EXERCISE INPUTS:
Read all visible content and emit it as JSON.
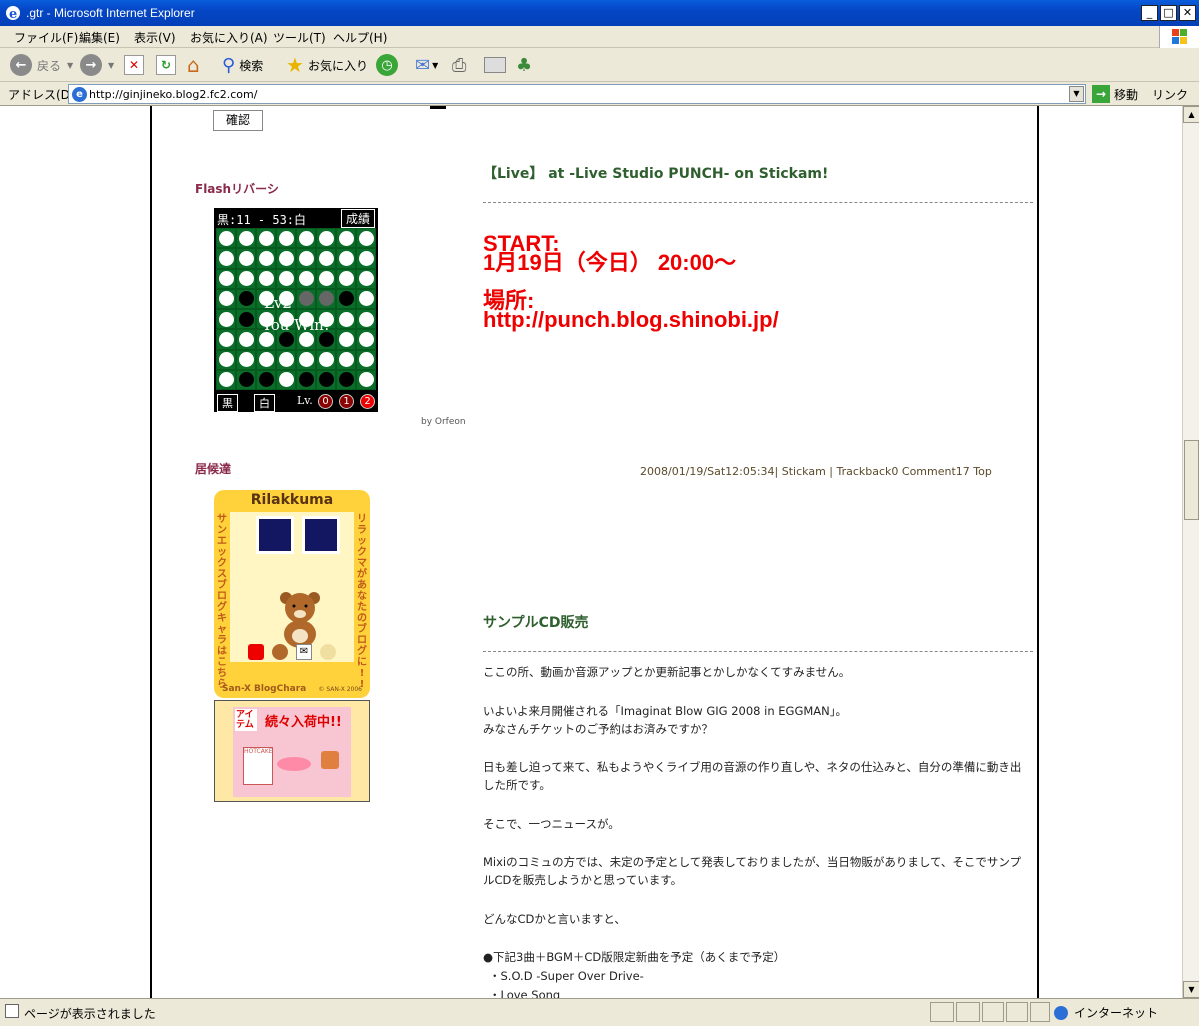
{
  "window": {
    "title": ".gtr - Microsoft Internet Explorer"
  },
  "menu": [
    "ファイル(F)",
    "編集(E)",
    "表示(V)",
    "お気に入り(A)",
    "ツール(T)",
    "ヘルプ(H)"
  ],
  "toolbar": {
    "back_label": "戻る",
    "search_label": "検索",
    "favorites_label": "お気に入り"
  },
  "address": {
    "label": "アドレス(D)",
    "url": "http://ginjineko.blog2.fc2.com/",
    "go_label": "移動",
    "links_label": "リンク"
  },
  "sidebar": {
    "confirm_label": "確認",
    "reversi_heading": "Flashリバーシ",
    "reversi": {
      "score": "黒:11 - 53:白",
      "results_label": "成績",
      "message_level": "Lv2",
      "message_result": "You Win!",
      "black_label": "黒",
      "white_label": "白",
      "level_label": "Lv.",
      "levels": [
        "0",
        "1",
        "2"
      ],
      "selected_level": 2,
      "board": [
        "WWWWWWWW",
        "WWWWWWWW",
        "WWWWWWWW",
        "WBWWGGBW",
        "WBWWWWWW",
        "WWWBWBWW",
        "WWWWWWWW",
        "WBBWBBBW"
      ]
    },
    "byline": "by Orfeon",
    "residents_heading": "居候達",
    "rilakkuma": {
      "title": "Rilakkuma",
      "left_text": "サンエックスブログキャラはこちら",
      "right_text": "リラックマがあなたのブログに!!",
      "footer": "San-X BlogChara",
      "copyright": "© SAN-X 2006"
    },
    "item_banner": {
      "tag": "アイテム",
      "headline": "続々入荷中!!",
      "product": "HOTCAKE"
    }
  },
  "post1": {
    "title": "【Live】 at -Live Studio PUNCH- on Stickam!",
    "line1": "START:",
    "line2": "1月19日（今日） 20:00〜",
    "line3": "場所:",
    "line4": "http://punch.blog.shinobi.jp/",
    "meta": "2008/01/19/Sat12:05:34| Stickam | Trackback0 Comment17 Top"
  },
  "post2": {
    "title": "サンプルCD販売",
    "paragraphs": [
      "ここの所、動画か音源アップとか更新記事とかしかなくてすみません。",
      "いよいよ来月開催される「Imaginat Blow GIG 2008 in EGGMAN」。",
      "みなさんチケットのご予約はお済みですか？",
      "日も差し迫って来て、私もようやくライブ用の音源の作り直しや、ネタの仕込みと、自分の準備に動き出した所です。",
      "そこで、一つニュースが。",
      "Mixiのコミュの方では、未定の予定として発表しておりましたが、当日物販がありまして、そこでサンプルCDを販売しようかと思っています。",
      "どんなCDかと言いますと、",
      "●下記3曲＋BGM＋CD版限定新曲を予定（あくまで予定）",
      "・S.O.D -Super Over Drive-",
      "・Love Song"
    ]
  },
  "status": {
    "text": "ページが表示されました",
    "zone": "インターネット"
  },
  "colors": {
    "titlebar": "#0546c5",
    "post_title": "#2f5f2f",
    "sidebar_heading": "#8a2a4a",
    "highlight_red": "#e00000"
  }
}
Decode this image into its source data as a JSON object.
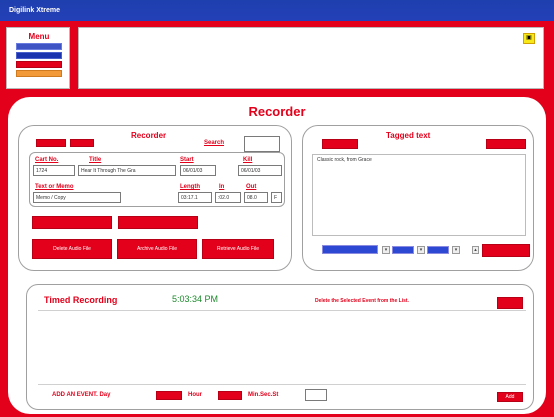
{
  "window": {
    "title": "Digilink Xtreme"
  },
  "menu": {
    "title": "Menu",
    "button_colors": [
      "#3f54c4",
      "#1c33b0",
      "#e3001b",
      "#f29a3a"
    ]
  },
  "note_button": {
    "icon": "note-icon"
  },
  "recorder": {
    "title": "Recorder"
  },
  "recorder_panel": {
    "title": "Recorder",
    "search_label": "Search",
    "search_value": "",
    "cart_no": {
      "label": "Cart No.",
      "value": "1724"
    },
    "title_field": {
      "label": "Title",
      "value": "Hear It Through The Gra"
    },
    "start": {
      "label": "Start",
      "value": "06/01/03"
    },
    "kill": {
      "label": "Kill",
      "value": "06/01/03"
    },
    "text_or_memo": {
      "label": "Text or Memo",
      "value": "Memo / Copy"
    },
    "length": {
      "label": "Length",
      "value": "03:17.1"
    },
    "intro": {
      "label": "In",
      "value": ":02.0"
    },
    "out": {
      "label": "Out",
      "value": "08.0"
    },
    "f_value": "F",
    "buttons": [
      "Delete Audio File",
      "Archive Audio File",
      "Retrieve Audio File"
    ]
  },
  "tagged": {
    "title": "Tagged text",
    "text": "Classic rock, from Grace"
  },
  "timed": {
    "title": "Timed Recording",
    "time": "5:03:34 PM",
    "delete_label": "Delete the Selected Event from the List.",
    "add_label": "ADD AN EVENT. Day",
    "hour_label": "Hour",
    "minsec_label": "Min.Sec.St",
    "add_button": "Add"
  }
}
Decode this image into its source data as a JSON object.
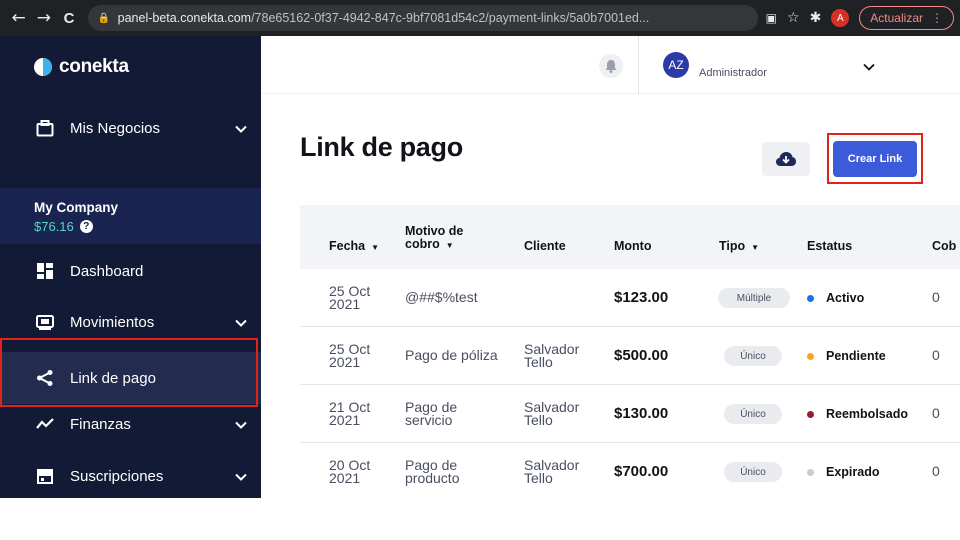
{
  "browser": {
    "back": "←",
    "forward": "→",
    "reload": "C",
    "url_host": "panel-beta.conekta.com",
    "url_path": "/78e65162-0f37-4942-847c-9bf7081d54c2/payment-links/5a0b7001ed...",
    "profile_initial": "A",
    "update_label": "Actualizar"
  },
  "sidebar": {
    "brand": "conekta",
    "business_label": "Mis Negocios",
    "company_name": "My Company",
    "company_balance": "$76.16",
    "items": [
      {
        "label": "Dashboard"
      },
      {
        "label": "Movimientos"
      },
      {
        "label": "Link de pago"
      },
      {
        "label": "Finanzas"
      },
      {
        "label": "Suscripciones"
      }
    ]
  },
  "header": {
    "avatar_initials": "AZ",
    "role": "Administrador"
  },
  "page": {
    "title": "Link de pago",
    "create_label": "Crear Link"
  },
  "table": {
    "headers": {
      "fecha": "Fecha",
      "motivo_line1": "Motivo de",
      "motivo_line2": "cobro",
      "cliente": "Cliente",
      "monto": "Monto",
      "tipo": "Tipo",
      "estatus": "Estatus",
      "cobros": "Cob"
    },
    "rows": [
      {
        "date1": "25 Oct",
        "date2": "2021",
        "concept1": "@##$%test",
        "concept2": "",
        "client1": "",
        "client2": "",
        "amount": "$123.00",
        "type": "Múltiple",
        "status": "Activo",
        "status_color": "#1f6fe5",
        "count": "0"
      },
      {
        "date1": "25 Oct",
        "date2": "2021",
        "concept1": "Pago de póliza",
        "concept2": "",
        "client1": "Salvador",
        "client2": "Tello",
        "amount": "$500.00",
        "type": "Único",
        "status": "Pendiente",
        "status_color": "#f5a623",
        "count": "0"
      },
      {
        "date1": "21 Oct",
        "date2": "2021",
        "concept1": "Pago de",
        "concept2": "servicio",
        "client1": "Salvador",
        "client2": "Tello",
        "amount": "$130.00",
        "type": "Único",
        "status": "Reembolsado",
        "status_color": "#9b1b30",
        "count": "0"
      },
      {
        "date1": "20 Oct",
        "date2": "2021",
        "concept1": "Pago de",
        "concept2": "producto",
        "client1": "Salvador",
        "client2": "Tello",
        "amount": "$700.00",
        "type": "Único",
        "status": "Expirado",
        "status_color": "#c9ccd3",
        "count": "0"
      }
    ]
  }
}
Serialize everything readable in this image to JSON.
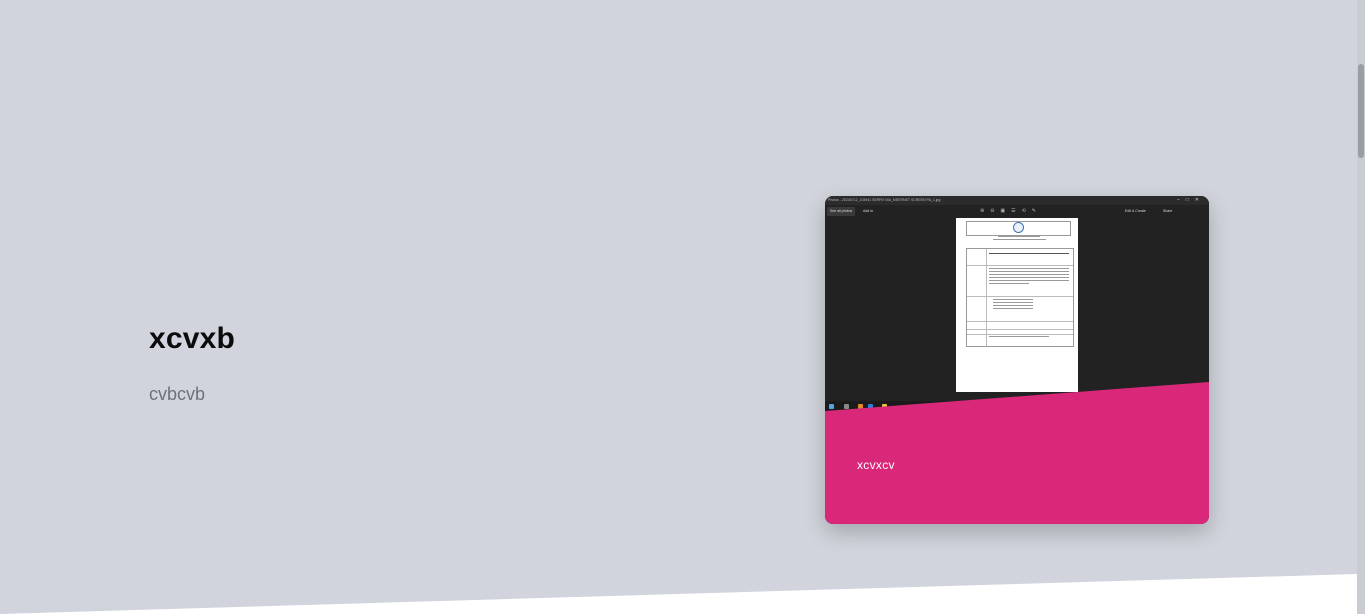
{
  "hero": {
    "title": "xcvxb",
    "subtitle": "cvbcvb"
  },
  "card": {
    "caption": "xcvxcv",
    "accent_color": "#d9287a",
    "screenshot": {
      "window_title": "Photos - 20240712_103941 SERRV NIA_MEERNET SCREEN PA_1.jpg",
      "toolbar": {
        "see_all_photos": "See all photos",
        "add_to": "Add to",
        "edit_create": "Edit & Create",
        "share": "Share"
      }
    }
  },
  "colors": {
    "background": "#d1d4dc",
    "wedge": "#ffffff",
    "title": "#0b0b0b",
    "subtitle": "#6e717a"
  }
}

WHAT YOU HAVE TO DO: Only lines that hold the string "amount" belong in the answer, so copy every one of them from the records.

ANSWER SPACE:
        "amount": "$123.00",
        "amount": "$500.00",
        "amount": "$130.00",
        "amount": "$700.00",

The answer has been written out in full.